- At a rate of 15% (the current average rate for credit cards) the annual interest on the $15.6 trillion dollar debt would be $2.3 trillion. At 15% the interest on the debt alone would be 100% of the government’s tax revenue.
“Insanity is doing the same thing over and over again but expecting different results.”
The above quote is commonly attributed to Albert Einstein and I’ve often thought of it while fishing on a slow day, but it applies equally as well to the financial situation. Clearly, the solution to the world-wide debt crisis will not be found by continuing the same policies, advanced by the same people, that got us into this mess.
Sooner or later we as a society will be forced to deal with this issue. Unfortunately, as it stands now, we can expect our political and financial leaders to continue framing the problem in terms of taxing, spending, and borrowing (credit creation!) but this is merely a continuation of the same kind of thinking that created the mess we’re in. The real questions that must be addressed are:
What is money? Why does the government borrow money when it has the power to create debt-free money? Who benefits? Why must humanity serve the debt-based monetary system? Shouldn’t it be the other way around, shouldn’t the monetary system serve humanity?

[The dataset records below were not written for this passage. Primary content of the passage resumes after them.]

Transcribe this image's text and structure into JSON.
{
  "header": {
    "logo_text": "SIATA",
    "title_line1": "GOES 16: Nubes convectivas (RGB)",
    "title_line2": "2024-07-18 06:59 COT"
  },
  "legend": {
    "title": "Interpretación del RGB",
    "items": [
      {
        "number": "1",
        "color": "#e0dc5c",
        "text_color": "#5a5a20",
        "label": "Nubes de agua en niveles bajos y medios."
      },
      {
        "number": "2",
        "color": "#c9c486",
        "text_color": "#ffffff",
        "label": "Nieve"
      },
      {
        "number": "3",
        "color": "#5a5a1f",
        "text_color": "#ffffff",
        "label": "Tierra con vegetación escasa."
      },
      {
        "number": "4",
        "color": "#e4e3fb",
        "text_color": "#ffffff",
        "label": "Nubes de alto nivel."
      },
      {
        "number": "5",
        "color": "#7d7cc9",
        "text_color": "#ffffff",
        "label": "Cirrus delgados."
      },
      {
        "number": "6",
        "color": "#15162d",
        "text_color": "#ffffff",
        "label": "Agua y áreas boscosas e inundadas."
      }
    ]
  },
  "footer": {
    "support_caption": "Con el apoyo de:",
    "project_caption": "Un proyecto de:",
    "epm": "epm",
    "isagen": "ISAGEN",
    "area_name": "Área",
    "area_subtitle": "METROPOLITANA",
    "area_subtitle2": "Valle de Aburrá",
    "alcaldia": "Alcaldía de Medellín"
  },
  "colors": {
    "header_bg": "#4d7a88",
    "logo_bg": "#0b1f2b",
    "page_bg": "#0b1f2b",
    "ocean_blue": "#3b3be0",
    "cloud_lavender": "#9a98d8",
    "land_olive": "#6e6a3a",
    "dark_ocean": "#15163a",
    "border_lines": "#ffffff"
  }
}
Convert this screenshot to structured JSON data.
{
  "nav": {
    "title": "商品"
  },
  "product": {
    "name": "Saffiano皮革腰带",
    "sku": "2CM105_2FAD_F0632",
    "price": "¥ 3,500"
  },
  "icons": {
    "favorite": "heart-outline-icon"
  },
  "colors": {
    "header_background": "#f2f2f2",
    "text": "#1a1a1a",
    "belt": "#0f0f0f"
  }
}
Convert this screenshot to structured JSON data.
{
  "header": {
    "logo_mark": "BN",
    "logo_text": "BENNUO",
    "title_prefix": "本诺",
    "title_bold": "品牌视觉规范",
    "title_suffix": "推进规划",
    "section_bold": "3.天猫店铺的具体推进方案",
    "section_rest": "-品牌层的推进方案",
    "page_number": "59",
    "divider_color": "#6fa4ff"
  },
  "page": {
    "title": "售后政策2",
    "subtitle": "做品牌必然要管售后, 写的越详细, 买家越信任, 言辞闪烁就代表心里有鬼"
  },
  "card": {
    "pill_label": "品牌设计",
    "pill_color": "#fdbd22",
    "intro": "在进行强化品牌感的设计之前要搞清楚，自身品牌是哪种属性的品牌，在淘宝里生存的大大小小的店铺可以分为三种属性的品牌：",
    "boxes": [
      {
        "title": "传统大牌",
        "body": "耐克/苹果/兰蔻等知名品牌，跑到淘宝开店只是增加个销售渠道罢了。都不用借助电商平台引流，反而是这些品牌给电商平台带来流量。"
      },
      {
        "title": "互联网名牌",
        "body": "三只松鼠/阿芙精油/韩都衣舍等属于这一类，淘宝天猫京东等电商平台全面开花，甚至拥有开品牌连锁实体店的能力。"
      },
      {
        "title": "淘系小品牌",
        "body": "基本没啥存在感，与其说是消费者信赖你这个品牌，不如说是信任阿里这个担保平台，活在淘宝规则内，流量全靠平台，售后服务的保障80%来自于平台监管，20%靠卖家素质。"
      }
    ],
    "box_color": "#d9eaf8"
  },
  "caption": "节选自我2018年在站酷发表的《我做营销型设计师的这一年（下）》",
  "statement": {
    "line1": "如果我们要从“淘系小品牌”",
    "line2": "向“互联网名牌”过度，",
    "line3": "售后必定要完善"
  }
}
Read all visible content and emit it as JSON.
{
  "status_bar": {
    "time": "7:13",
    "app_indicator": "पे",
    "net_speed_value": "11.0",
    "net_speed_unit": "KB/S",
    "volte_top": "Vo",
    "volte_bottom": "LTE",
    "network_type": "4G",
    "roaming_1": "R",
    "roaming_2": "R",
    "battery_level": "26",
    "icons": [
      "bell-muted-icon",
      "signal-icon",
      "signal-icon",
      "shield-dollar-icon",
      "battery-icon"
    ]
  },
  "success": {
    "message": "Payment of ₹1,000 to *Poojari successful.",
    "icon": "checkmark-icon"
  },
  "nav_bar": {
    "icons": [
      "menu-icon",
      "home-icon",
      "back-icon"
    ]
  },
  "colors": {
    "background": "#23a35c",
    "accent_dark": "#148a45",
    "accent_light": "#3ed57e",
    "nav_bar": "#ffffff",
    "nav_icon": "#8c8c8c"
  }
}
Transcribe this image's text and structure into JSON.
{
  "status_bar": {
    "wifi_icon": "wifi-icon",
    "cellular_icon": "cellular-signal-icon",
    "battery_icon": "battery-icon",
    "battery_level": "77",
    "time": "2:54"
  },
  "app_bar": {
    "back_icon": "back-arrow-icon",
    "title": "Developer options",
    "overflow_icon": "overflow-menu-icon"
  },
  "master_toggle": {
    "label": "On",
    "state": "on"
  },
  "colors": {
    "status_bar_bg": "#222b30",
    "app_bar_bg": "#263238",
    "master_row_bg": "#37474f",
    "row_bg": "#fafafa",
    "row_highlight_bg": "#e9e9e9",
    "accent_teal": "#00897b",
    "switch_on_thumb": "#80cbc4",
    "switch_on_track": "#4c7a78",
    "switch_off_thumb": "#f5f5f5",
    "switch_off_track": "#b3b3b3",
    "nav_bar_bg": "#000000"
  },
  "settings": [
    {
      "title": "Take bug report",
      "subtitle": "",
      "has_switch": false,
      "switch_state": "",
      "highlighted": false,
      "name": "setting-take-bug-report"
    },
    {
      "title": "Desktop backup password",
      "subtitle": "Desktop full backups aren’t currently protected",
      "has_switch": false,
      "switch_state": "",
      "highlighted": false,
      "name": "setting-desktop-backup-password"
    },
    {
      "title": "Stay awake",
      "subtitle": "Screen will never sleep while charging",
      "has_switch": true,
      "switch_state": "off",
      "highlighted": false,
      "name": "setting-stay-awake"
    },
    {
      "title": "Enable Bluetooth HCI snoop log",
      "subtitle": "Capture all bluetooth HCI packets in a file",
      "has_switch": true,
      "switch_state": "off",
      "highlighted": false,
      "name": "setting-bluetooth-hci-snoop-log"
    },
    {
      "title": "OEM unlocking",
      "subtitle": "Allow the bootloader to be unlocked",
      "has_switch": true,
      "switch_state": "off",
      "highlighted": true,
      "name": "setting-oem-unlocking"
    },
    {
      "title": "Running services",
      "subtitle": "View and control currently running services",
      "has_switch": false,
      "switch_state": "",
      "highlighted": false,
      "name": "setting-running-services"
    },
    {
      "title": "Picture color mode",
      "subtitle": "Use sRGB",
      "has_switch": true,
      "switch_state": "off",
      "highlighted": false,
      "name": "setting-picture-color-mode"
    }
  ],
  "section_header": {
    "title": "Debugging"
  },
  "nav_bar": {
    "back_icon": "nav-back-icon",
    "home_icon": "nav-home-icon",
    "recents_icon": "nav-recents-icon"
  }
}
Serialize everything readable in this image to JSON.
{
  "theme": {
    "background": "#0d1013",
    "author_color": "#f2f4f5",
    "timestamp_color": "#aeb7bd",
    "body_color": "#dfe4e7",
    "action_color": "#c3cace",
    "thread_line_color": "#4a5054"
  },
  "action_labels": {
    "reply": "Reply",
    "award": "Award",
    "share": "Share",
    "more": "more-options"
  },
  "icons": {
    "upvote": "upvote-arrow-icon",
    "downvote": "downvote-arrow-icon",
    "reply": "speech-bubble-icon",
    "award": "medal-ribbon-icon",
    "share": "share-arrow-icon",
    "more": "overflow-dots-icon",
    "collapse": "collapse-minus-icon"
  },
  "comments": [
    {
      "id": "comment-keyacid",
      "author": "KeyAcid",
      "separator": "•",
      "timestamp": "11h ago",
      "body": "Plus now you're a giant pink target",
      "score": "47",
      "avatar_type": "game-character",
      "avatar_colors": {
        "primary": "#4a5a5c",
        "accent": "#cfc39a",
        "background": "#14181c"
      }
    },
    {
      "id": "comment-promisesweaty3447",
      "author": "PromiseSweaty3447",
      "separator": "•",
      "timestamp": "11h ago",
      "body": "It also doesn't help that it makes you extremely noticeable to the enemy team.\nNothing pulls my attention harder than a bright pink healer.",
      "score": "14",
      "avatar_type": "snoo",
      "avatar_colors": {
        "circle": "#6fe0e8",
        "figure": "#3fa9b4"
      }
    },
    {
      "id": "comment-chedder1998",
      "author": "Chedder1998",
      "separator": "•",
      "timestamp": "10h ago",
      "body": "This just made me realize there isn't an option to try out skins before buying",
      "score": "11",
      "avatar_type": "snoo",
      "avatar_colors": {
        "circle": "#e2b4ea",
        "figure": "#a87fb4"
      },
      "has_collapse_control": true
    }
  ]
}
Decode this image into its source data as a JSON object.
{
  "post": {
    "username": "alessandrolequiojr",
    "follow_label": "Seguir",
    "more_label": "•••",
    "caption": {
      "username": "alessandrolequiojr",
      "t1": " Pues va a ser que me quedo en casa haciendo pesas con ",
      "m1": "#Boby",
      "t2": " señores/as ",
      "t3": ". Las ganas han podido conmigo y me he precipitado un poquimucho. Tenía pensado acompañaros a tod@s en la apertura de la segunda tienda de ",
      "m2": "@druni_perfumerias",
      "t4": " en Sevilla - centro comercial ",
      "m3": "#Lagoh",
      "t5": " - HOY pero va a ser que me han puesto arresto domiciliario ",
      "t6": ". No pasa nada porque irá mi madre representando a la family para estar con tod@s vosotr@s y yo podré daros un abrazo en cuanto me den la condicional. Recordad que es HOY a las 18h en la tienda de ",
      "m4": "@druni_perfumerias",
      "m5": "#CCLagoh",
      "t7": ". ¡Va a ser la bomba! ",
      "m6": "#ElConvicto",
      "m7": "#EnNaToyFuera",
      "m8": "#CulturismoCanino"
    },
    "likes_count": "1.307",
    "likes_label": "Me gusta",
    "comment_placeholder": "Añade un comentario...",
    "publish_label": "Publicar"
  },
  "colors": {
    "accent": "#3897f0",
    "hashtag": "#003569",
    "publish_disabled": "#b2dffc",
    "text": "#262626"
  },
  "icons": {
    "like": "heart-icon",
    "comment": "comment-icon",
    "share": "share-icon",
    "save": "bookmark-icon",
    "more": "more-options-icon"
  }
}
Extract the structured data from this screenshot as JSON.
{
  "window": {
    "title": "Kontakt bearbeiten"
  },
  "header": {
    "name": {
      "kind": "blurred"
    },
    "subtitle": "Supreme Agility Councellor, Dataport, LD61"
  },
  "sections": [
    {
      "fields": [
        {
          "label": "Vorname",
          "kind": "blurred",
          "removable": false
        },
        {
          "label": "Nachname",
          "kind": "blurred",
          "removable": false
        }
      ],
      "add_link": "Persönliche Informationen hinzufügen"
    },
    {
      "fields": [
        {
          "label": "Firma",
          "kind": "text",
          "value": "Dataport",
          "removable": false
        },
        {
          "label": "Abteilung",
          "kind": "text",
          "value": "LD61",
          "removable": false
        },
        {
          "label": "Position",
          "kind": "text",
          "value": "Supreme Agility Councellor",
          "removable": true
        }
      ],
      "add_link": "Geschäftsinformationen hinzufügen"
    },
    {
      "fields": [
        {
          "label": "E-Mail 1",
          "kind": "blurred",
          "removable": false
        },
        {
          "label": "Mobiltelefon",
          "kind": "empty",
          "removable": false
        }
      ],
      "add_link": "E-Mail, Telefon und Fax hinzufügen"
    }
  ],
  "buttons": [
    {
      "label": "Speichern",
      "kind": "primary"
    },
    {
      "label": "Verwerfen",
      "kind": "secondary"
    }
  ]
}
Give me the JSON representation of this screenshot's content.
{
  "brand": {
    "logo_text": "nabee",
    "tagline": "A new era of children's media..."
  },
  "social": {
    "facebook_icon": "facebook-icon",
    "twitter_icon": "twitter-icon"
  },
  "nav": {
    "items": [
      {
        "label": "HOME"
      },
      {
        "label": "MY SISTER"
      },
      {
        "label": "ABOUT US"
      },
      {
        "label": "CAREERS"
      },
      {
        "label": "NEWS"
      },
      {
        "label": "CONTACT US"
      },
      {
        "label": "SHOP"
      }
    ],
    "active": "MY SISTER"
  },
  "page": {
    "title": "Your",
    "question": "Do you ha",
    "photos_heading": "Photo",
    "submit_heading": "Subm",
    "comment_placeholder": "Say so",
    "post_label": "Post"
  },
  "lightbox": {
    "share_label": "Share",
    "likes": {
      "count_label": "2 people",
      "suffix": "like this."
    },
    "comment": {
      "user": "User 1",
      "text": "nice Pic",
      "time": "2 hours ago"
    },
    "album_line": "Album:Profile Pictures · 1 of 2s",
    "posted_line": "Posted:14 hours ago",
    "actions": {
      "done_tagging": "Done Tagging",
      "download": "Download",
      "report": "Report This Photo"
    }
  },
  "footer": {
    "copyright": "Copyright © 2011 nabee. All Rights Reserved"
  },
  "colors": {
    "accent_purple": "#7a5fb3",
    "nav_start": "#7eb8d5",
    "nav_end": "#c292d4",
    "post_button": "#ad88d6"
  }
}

Clearly, a new monetary system is called for and the clock is ticking…
The good news is there are alternatives and I hope to explore some of them in future posts.
In the mean time here’s an interesting video on the subject by a Professor from Duquesne University. While I don’t completely agree with his math or idea that the debt can be repaid (because, under our current debt-based monetary system, as debt is repaid money is extinguished. Deflation baby!) he at least does a good job of outlining the problem.